Your Licensed Insolvency Trustee as Referee

When people ask me who I work for, I explain that as your Licensed Insolvency Trustee I’m like the referee in a hockey game; I’m not working for one side or the other.

There are many who disagree with this view of the role of a trustee.

Some people will say that since one of my jobs as a Licensed Insolvency Trustee (formerly Bankruptcy Trustee), is to collect money and assets from the bankrupt and give that money to the creditors, I am working for the creditors.  On that basis, yes, my efforts result in money going to the people you owe money to, so I can see that point of view.

On the other side are the thousands of people I have helped during my career.  They arrive in my office with a lot of debt, and at the end of their consumer proposal or bankruptcy they are debt-free.  They want help, and I help them eliminate their debts.  Those people will tell you that I’m obviously working for them: they hired me to help them, and I did.

Bankruptcy is a legal process, so when I serve as the Licensed Insolvency Trustee estate I am technically appointed by the court.  If there are issues, I am required to go to court and explain the situation, and to propose solutions.  The bankruptcy judge looks to me for solutions.  While I don’t work for the court, my role is similar to someone who does work for the court system: I am responsible for finding solutions acceptable to the court.

To summarize:

  • creditors think I work for them, because I send them money;
  • debtors think I work for them, because they choose to use whatever trustee they want, and they hired me to deal with their debts; and
  • I am legally appointed by the court.

My job as a Licensed Insolvency Trustee is to create a “win-win” situation for everyone involved in the process.  Nobody wants to go bankrupt, and no creditor wants to lose money, but since in some cases a bankruptcy is the only solution, I act as the referee.

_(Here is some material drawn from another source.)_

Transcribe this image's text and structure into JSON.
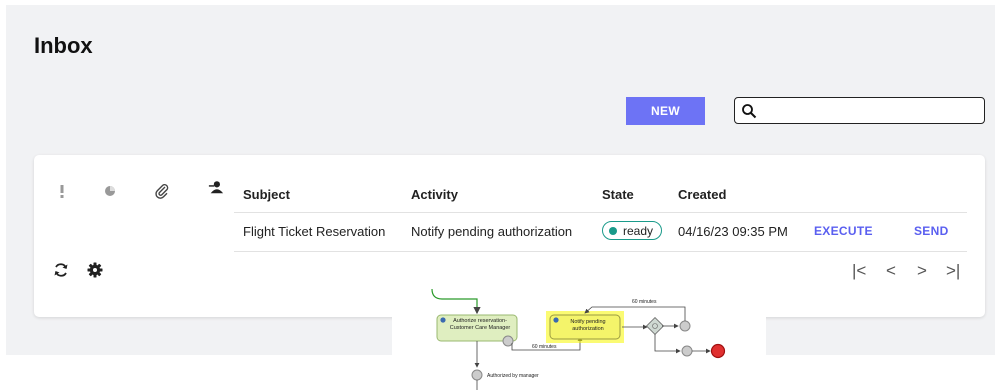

I make sure that the process is fair to all parties.  Since starting Hoyes Michalos in 1999 I believe we have met that objective: all parties are satisfied that we worked together to achieve the best solution.

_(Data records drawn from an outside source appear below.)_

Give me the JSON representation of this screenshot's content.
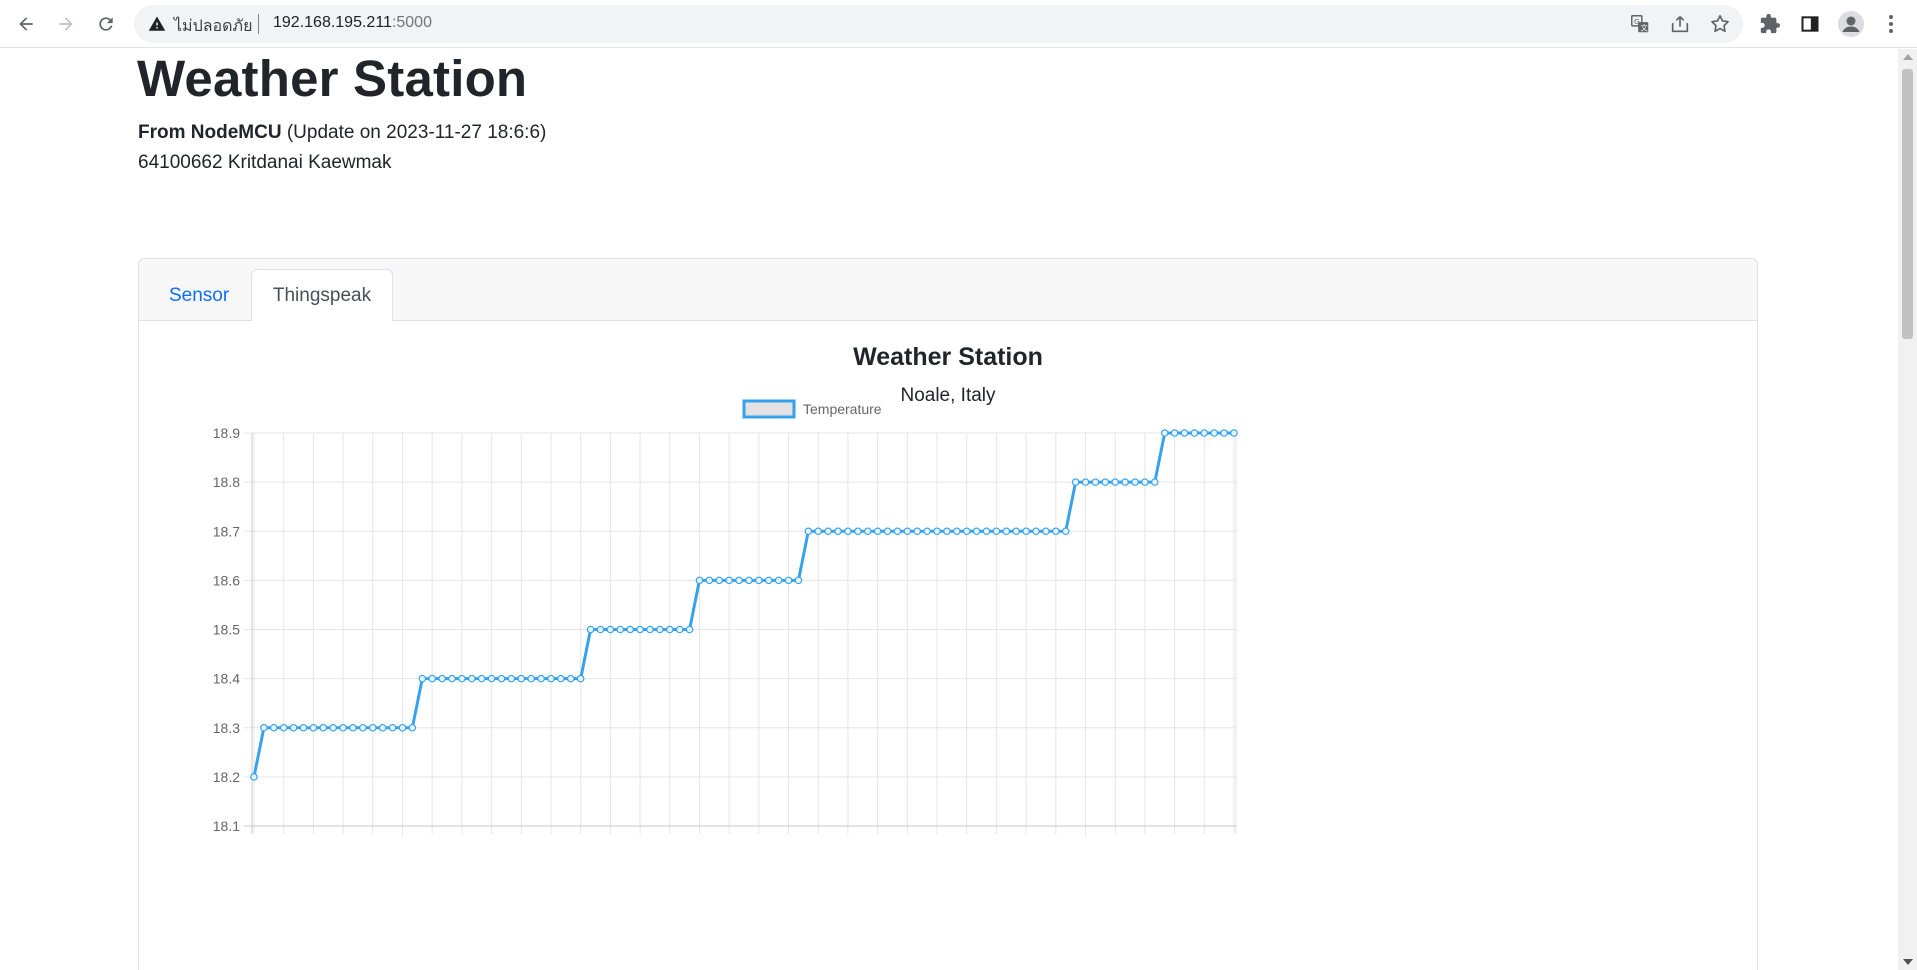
{
  "browser": {
    "insecure_label": "ไม่ปลอดภัย",
    "url_host": "192.168.195.211",
    "url_port": ":5000",
    "icons": [
      "back-icon",
      "forward-icon",
      "reload-icon",
      "warning-icon",
      "translate-icon",
      "share-icon",
      "star-icon",
      "extensions-icon",
      "side-panel-icon",
      "profile-icon",
      "menu-icon"
    ]
  },
  "page": {
    "title": "Weather Station",
    "source_label": "From NodeMCU",
    "update_text": "(Update on 2023-11-27 18:6:6)",
    "author": "64100662 Kritdanai Kaewmak"
  },
  "tabs": [
    {
      "label": "Sensor",
      "active": false
    },
    {
      "label": "Thingspeak",
      "active": true
    }
  ],
  "colors": {
    "accent": "#0d6efd",
    "line": "#36a2eb",
    "legend_fill": "#e2e2e2"
  },
  "chart_data": {
    "type": "line",
    "title": "Weather Station",
    "subtitle": "Noale, Italy",
    "series": [
      {
        "name": "Temperature",
        "values": [
          18.2,
          18.3,
          18.3,
          18.3,
          18.3,
          18.3,
          18.3,
          18.3,
          18.3,
          18.3,
          18.3,
          18.3,
          18.3,
          18.3,
          18.3,
          18.3,
          18.3,
          18.4,
          18.4,
          18.4,
          18.4,
          18.4,
          18.4,
          18.4,
          18.4,
          18.4,
          18.4,
          18.4,
          18.4,
          18.4,
          18.4,
          18.4,
          18.4,
          18.4,
          18.5,
          18.5,
          18.5,
          18.5,
          18.5,
          18.5,
          18.5,
          18.5,
          18.5,
          18.5,
          18.5,
          18.6,
          18.6,
          18.6,
          18.6,
          18.6,
          18.6,
          18.6,
          18.6,
          18.6,
          18.6,
          18.6,
          18.7,
          18.7,
          18.7,
          18.7,
          18.7,
          18.7,
          18.7,
          18.7,
          18.7,
          18.7,
          18.7,
          18.7,
          18.7,
          18.7,
          18.7,
          18.7,
          18.7,
          18.7,
          18.7,
          18.7,
          18.7,
          18.7,
          18.7,
          18.7,
          18.7,
          18.7,
          18.7,
          18.8,
          18.8,
          18.8,
          18.8,
          18.8,
          18.8,
          18.8,
          18.8,
          18.8,
          18.9,
          18.9,
          18.9,
          18.9,
          18.9,
          18.9,
          18.9,
          18.9
        ]
      }
    ],
    "y_ticks": [
      "18.9",
      "18.8",
      "18.7",
      "18.6",
      "18.5",
      "18.4",
      "18.3",
      "18.2",
      "18.1"
    ],
    "ylim": [
      18.1,
      18.9
    ],
    "grid": true,
    "legend": "top-center"
  }
}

Similar Posts:

  1. What is a Licensed Insolvency Trustee?
  2. Who Do Licensed Insolvency Trustees Work For?
  3. 8 Reasons Why You Should Work With A Licensed Insolvency Trustee
  4. Consumer Proposal or Bankruptcy: Video
  5. Debt Consultants or Licensed Insolvency Trustees? Who to Trust?

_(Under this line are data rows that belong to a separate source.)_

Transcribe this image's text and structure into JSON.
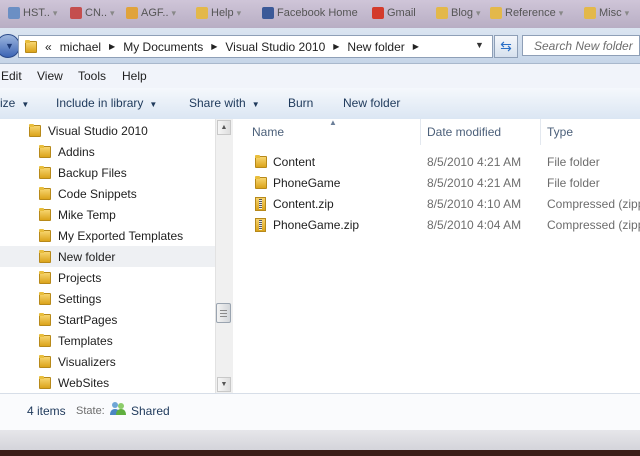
{
  "bookmarks": [
    {
      "label": "HST..",
      "color": "#6b8fc4"
    },
    {
      "label": "CN..",
      "color": "#c44e4e"
    },
    {
      "label": "AGF..",
      "color": "#e0a33b"
    },
    {
      "label": "Help",
      "color": "#e3b84a"
    },
    {
      "label": "Facebook Home",
      "color": "#3b5998"
    },
    {
      "label": "Gmail",
      "color": "#d33b2c"
    },
    {
      "label": "Blog",
      "color": "#e3b84a"
    },
    {
      "label": "Reference",
      "color": "#e3b84a"
    },
    {
      "label": "Misc",
      "color": "#e3b84a"
    }
  ],
  "address": {
    "overflow": "«",
    "crumbs": [
      "michael",
      "My Documents",
      "Visual Studio 2010",
      "New folder"
    ],
    "search_placeholder": "Search New folder"
  },
  "menu": [
    "Edit",
    "View",
    "Tools",
    "Help"
  ],
  "commands": {
    "organize": "ize",
    "include": "Include in library",
    "share": "Share with",
    "burn": "Burn",
    "new_folder": "New folder"
  },
  "nav": {
    "root": "Visual Studio 2010",
    "items": [
      "Addins",
      "Backup Files",
      "Code Snippets",
      "Mike Temp",
      "My Exported Templates",
      "New folder",
      "Projects",
      "Settings",
      "StartPages",
      "Templates",
      "Visualizers",
      "WebSites"
    ],
    "selected_index": 5
  },
  "columns": [
    "Name",
    "Date modified",
    "Type"
  ],
  "files": [
    {
      "name": "Content",
      "date": "8/5/2010 4:21 AM",
      "type": "File folder",
      "icon": "folder"
    },
    {
      "name": "PhoneGame",
      "date": "8/5/2010 4:21 AM",
      "type": "File folder",
      "icon": "folder"
    },
    {
      "name": "Content.zip",
      "date": "8/5/2010 4:10 AM",
      "type": "Compressed (zipp",
      "icon": "zip"
    },
    {
      "name": "PhoneGame.zip",
      "date": "8/5/2010 4:04 AM",
      "type": "Compressed (zipp",
      "icon": "zip"
    }
  ],
  "status": {
    "count": "4 items",
    "state_label": "State:",
    "state_value": "Shared"
  }
}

Get A Personalized Debt Free Plan

Find an Office Near You

Offices throughout Toronto and Ontario

2 comments on “Your Licensed Insolvency Trustee as Referee

  1. Peter Young on

    I worked in the Insolvency field for many years as a creditor and as a third party servicer for several creditors and I would agree with Doug’s comments. If the creditors believe that a trustee is working on behalf of the debtor they have the right to not accept the trustee and ask the courts to assign another trustee. Although this is hardly ever done, this option is available. My advice is if a creditor does not believe the trustee is looking out for their best interests then understand your options and make a decision. Just understand that the grass is not always greener on the other side of the fence. You may just leave a bunch of money with the debtor.

    • J. Douglas Hoyes, CA, Trustee on

      Peter: you make a good point. While it is very unusual for a creditor to substitute a trustee, it could happen. If I was a debtor (the person who owes the money), one of the questions I would ask my potential trustee is “how do creditors normally react to your proposals?” At Hoyes Michalos we have good working relationships with all major creditors. They understand that we have a job to do, and that we work hard to be fair to all parties.

Comments are closed.